= Beginning of Section =

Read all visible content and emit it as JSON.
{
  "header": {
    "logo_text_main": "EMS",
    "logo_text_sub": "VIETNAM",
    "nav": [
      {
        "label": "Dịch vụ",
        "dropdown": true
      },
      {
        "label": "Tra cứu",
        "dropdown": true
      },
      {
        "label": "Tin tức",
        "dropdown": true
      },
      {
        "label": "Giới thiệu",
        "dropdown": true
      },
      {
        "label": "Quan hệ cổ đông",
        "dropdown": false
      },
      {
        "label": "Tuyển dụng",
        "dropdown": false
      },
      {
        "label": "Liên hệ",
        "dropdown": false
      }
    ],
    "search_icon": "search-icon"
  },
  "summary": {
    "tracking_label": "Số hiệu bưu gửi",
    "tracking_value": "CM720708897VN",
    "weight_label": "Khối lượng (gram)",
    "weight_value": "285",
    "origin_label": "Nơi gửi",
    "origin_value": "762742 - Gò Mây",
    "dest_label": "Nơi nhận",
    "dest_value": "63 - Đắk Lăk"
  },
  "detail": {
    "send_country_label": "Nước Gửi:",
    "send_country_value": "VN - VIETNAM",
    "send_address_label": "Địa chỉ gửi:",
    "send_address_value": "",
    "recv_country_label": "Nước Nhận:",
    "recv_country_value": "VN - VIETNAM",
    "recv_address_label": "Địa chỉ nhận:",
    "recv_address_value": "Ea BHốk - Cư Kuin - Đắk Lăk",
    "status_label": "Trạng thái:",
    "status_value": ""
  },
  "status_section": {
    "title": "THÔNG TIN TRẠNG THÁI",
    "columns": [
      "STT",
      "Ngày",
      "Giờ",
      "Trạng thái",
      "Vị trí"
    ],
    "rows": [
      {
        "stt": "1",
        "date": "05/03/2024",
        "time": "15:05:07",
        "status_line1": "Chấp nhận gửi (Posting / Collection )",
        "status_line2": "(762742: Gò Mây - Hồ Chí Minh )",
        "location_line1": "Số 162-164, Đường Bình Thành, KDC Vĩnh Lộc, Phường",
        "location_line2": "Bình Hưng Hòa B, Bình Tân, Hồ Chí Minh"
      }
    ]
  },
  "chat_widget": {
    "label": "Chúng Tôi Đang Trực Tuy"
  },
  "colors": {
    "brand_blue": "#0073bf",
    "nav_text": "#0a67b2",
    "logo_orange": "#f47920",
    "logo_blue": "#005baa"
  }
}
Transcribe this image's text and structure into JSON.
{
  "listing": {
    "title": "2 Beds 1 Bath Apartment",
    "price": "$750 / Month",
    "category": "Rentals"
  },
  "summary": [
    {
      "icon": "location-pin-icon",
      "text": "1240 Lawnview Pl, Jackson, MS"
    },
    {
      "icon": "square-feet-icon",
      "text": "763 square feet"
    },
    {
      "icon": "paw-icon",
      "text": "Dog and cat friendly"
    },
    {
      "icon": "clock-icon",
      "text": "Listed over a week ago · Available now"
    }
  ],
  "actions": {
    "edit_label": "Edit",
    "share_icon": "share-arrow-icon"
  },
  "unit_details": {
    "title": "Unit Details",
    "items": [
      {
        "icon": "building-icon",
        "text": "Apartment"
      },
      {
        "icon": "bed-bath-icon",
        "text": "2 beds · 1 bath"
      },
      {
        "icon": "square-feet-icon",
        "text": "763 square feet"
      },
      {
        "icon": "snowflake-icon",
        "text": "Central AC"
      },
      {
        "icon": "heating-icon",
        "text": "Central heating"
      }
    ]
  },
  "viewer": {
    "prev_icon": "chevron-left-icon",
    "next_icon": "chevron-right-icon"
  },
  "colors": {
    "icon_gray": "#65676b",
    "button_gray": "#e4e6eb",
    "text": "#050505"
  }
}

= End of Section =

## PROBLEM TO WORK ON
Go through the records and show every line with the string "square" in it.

## RESPONSE FOR THIS EXERCISE
      "icon": "square-feet-icon",
      "text": "763 square feet"
        "icon": "square-feet-icon",
        "text": "763 square feet"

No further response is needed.